Reading James’ pastoral letter, he warns us not to judge others. That is God’s job. Every time this verse comes up for discussion in one of my small groups, we have one guy who always speaks up and says, “I don’t agree. We have to judge others.” To which I always reply, “There’s judging and then there’s judging.”

I think James is saying, do not take upon yourself to be the final judge–the person you meet at the end of your life who either says “Welcome, good and faithful servant,” or says, “Depart from me,” and casts you into Hell. In English we can use the same word for making a decision in a legal sense and for discerning the goodness or correctness of other people.

This latter interpretation is a necessity for everyday life. You must evaluate everyone you meet with whom you may have some interaction and decide (judge) whether you should believe them or not. If someone comes to you and says “I have discovered the exact time of the end of the world,” you could apply your knowledge of the Bible where Jesus says, “No one knows the time, not even the Son.” Based on this, you would make the judgment not to believe this person.

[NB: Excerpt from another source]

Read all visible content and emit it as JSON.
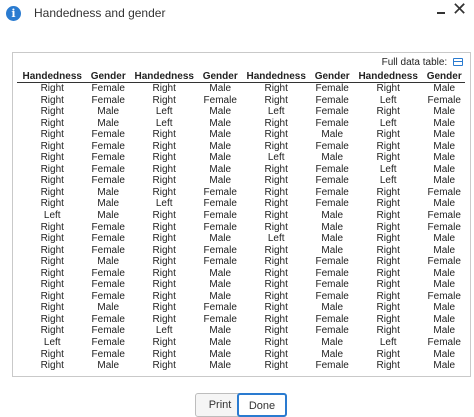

Now my friend in the small group may border into the group of Christians with whom I have the most trouble with–those who think they have discovered the Truth through one Bible verse and proceed to sit in final judgment (or so they think) on the salvation of others. Even others whom they have never met, and so cannot even begin to look into their souls and their lives to see if they are upright and walking with God. I cannot bear that burden. I cannot be that presumptuous. I can discern others and choose whom to believe and whom to befriend. But I’m content to let God do His work in that regard. The only thing I can do is use my talents to show Him to others. That’s probably the best attitude for you, too.